§ **WHAT YOU NEED TO DO**
Please find how many lines of the data contain the string "bounces", and respond with that number only.

§ **MATERIAL SUPPLIED**

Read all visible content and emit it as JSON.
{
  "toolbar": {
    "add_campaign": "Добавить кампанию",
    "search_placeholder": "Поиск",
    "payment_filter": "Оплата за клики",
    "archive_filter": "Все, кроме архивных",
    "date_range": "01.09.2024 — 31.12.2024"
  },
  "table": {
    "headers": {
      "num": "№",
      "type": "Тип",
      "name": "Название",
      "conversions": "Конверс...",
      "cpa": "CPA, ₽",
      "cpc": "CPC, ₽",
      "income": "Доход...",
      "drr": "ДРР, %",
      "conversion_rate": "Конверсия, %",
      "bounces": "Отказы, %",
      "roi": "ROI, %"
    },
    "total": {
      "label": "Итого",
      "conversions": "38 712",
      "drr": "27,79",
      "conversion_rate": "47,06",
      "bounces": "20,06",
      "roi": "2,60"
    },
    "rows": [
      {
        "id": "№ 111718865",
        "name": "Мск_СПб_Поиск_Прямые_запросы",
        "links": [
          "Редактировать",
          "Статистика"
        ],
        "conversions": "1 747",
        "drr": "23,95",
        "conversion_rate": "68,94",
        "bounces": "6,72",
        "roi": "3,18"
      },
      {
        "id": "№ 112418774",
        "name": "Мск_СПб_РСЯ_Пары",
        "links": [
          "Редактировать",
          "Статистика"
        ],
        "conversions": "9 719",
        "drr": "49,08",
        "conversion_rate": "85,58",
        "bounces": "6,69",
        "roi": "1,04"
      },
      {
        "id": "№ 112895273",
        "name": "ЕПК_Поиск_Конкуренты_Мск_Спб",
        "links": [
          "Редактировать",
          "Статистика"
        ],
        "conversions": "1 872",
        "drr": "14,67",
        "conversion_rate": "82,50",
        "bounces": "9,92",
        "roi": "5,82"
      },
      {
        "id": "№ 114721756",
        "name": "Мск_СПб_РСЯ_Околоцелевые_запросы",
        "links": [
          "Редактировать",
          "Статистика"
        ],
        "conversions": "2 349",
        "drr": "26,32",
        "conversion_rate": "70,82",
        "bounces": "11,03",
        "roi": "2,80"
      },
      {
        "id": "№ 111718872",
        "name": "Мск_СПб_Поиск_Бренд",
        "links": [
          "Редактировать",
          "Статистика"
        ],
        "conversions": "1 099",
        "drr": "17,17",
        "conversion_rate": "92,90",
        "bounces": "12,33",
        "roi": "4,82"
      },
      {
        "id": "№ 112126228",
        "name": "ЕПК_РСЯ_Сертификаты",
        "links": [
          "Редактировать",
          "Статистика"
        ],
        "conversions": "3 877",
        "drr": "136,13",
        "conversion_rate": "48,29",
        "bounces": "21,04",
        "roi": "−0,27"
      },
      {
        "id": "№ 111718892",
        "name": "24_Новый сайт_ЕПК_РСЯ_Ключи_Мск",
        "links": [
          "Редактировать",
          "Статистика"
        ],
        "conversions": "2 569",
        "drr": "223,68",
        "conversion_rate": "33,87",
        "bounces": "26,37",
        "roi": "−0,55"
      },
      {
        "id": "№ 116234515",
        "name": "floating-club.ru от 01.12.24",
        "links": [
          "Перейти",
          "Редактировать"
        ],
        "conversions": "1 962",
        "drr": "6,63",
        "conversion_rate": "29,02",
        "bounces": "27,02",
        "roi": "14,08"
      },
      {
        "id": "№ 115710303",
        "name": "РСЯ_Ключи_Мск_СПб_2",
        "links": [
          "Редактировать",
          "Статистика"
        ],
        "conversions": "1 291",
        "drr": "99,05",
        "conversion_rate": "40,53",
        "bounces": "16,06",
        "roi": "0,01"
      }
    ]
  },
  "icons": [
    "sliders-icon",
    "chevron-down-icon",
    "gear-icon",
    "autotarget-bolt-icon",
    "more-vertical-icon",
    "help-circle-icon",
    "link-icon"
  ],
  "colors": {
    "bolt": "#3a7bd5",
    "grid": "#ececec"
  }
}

§ **SOLUTION FOR THIS TASK**
11